Roar (i.e.- Scream)
A roar is a deep guttural sound that can mean one of two things. When a horse roars loudly, it is also called a scream; this is a sound a horse makes when it is in severe distress or anguish. It typically indicates extreme pain or extreme stress. It only happens in the worst of circumstances.
A more quiet roar occurs when a horse is having trouble breathing. This type of roar is comparable to a wheeze. The sound itself, in terms of how the sound is created, is the same as the roar a horse makes when it is in extreme distress.
But, it will be quieter, and it occurs when a horse is struggling to breathe, whether it be because of a blockage in its throat or other reasons.

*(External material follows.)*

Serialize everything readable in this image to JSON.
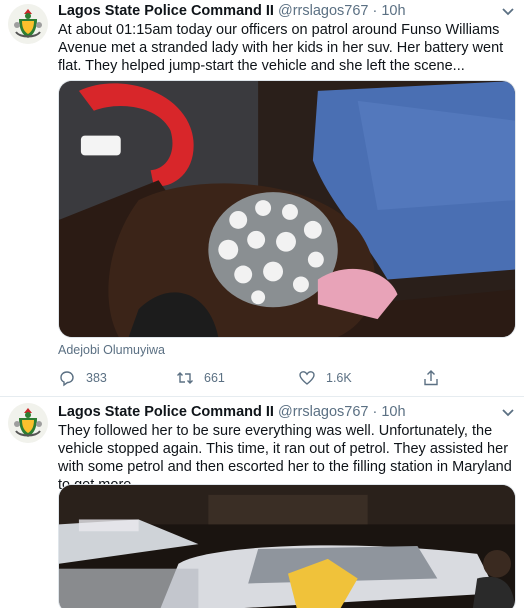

Your horse speaks, it’s just up to you to be able to translate what it means! Horses don’t use specific words as people do, but we can tell how they are feeling and what they are thinking through the sounds that they communicate with.

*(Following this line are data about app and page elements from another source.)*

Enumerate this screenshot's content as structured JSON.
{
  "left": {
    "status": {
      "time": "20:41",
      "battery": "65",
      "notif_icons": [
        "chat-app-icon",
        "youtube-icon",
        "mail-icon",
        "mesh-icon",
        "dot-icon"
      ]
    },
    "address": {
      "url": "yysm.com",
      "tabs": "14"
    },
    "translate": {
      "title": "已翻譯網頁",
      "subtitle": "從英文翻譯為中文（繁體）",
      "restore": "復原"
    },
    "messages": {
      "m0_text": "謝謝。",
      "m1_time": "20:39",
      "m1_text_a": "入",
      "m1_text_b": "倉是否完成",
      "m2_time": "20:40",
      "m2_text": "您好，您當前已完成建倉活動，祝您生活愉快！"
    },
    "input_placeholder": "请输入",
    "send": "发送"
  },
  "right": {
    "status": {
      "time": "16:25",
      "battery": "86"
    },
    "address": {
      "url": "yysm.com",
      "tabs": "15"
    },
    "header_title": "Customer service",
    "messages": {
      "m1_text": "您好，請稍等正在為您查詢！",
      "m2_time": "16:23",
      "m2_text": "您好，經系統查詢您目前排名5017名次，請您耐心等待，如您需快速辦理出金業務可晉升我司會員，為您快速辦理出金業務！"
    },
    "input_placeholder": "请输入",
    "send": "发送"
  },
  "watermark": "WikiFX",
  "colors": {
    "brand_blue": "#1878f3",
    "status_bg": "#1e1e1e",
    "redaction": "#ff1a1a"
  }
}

I hope this article helped you understand the basic types of horse noises and what they mean. If so, please share this article and share with us your interpretations of and experiences with horse noises!
What sound does a horse make when happy?

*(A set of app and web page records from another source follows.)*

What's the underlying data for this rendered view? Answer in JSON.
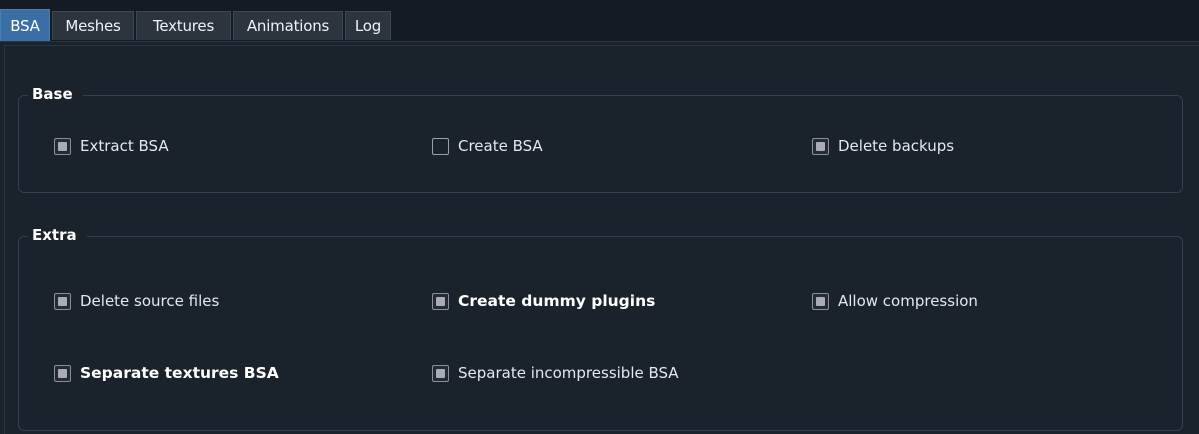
{
  "tabs": [
    {
      "label": "BSA",
      "active": true
    },
    {
      "label": "Meshes",
      "active": false
    },
    {
      "label": "Textures",
      "active": false
    },
    {
      "label": "Animations",
      "active": false
    },
    {
      "label": "Log",
      "active": false
    }
  ],
  "groups": {
    "base": {
      "title": "Base",
      "options": [
        {
          "label": "Extract BSA",
          "checked": true,
          "bold": false
        },
        {
          "label": "Create BSA",
          "checked": false,
          "bold": false
        },
        {
          "label": "Delete backups",
          "checked": true,
          "bold": false
        }
      ]
    },
    "extra": {
      "title": "Extra",
      "options": [
        {
          "label": "Delete source files",
          "checked": true,
          "bold": false
        },
        {
          "label": "Create dummy plugins",
          "checked": true,
          "bold": true
        },
        {
          "label": "Allow compression",
          "checked": true,
          "bold": false
        },
        {
          "label": "Separate textures BSA",
          "checked": true,
          "bold": true
        },
        {
          "label": "Separate incompressible BSA",
          "checked": true,
          "bold": false
        }
      ]
    }
  },
  "colors": {
    "background": "#1a222c",
    "tab_active": "#3a6ea5",
    "checkbox_fill": "#a9adb3"
  }
}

Horse's neigh is their main means of communication. It is a high-pitched noise with an almost human quality, and it can carry up to five miles. It has been compared to the cry of a peacock.
Sometimes a horse's happy neigh is a greeting to another horse. The neigh noise your horse makes is also known as a whinny or a bray, and a horse can neigh when cheerful or frustrated.
Horses use their voice to communicate with each other, and the sound of a horse neighing is one of the most common sounds heard in an equine world.
What sounds do horses make when scared?
Horses can make a number of different sounds that indicate he is frightened. They include whinnying, bellowing, grunting, snorting, and hissing. Scared horse might also be pounding on the ground with his hooves.
Horses need to be trained and conditioned to live in the world around them. This includes the ability to handle situations such as thunderstorms, fireworks, and loud noises. It is important to be aware of your horse's behavior around these things.
In the wild, horses have natural predators. Horses are not naturally aggressive animals, but they do have a tendency to kick when they feel threatened. Horses may also bite or kick if their trust has been violated.
What is a roaring horse?
One of the main reasons why horses roar is because they are not able to breathe properly during exercise and it's often caused by a condition called laryngeal hemiplegia. This condition can be caused by a variety of factors. These factors include:
A horse might have a genetic defect or trauma that damages or breaks down the nerve that controls the vocal cords in the horse’s larynx. This nerve, which is usually called the laryngeal nerve, is responsible for controlling the movement of air through the horse’s windpipe (trachea). The nerve that causes this is called the recurrent laryngeal nerve.
The nerve might be damaged by an infection or inflammation, such as laryngitis. A horse might also have a problem with his breathing due to a respiratory tract infection or lung disease, such as pneumonia.
Why do horses grunt when riding?
Grunt is another form of vocalization. It's a way for horses to communicate, just like humans use words and gestures. Horses grunt as a way to indicate their physical state (pain, distress, anger) or to let other horses know that there's danger and they should be alert of their surroundings. It can also be used for training and communication, or even to attract a mate.
Nevertheless, there are many different reasons why horses grunt. Horses make grunt noises when they are in pain or are frightened. If the horse feels pain while being ridden, he will grunt to alert the rider. Horses can also grunt if they have injured themselves or been hurt by another animal. Horses may grunt to warn their owners about dangerous situations such as lightning storms, fireworks, or loud noises. A horse can also grunt if he feels a bit uncomfortable during exercise. This could be due to too much work, too hot weather, or too tight reins. Pay attention to this sound and act accordingly to prevent possible further issues.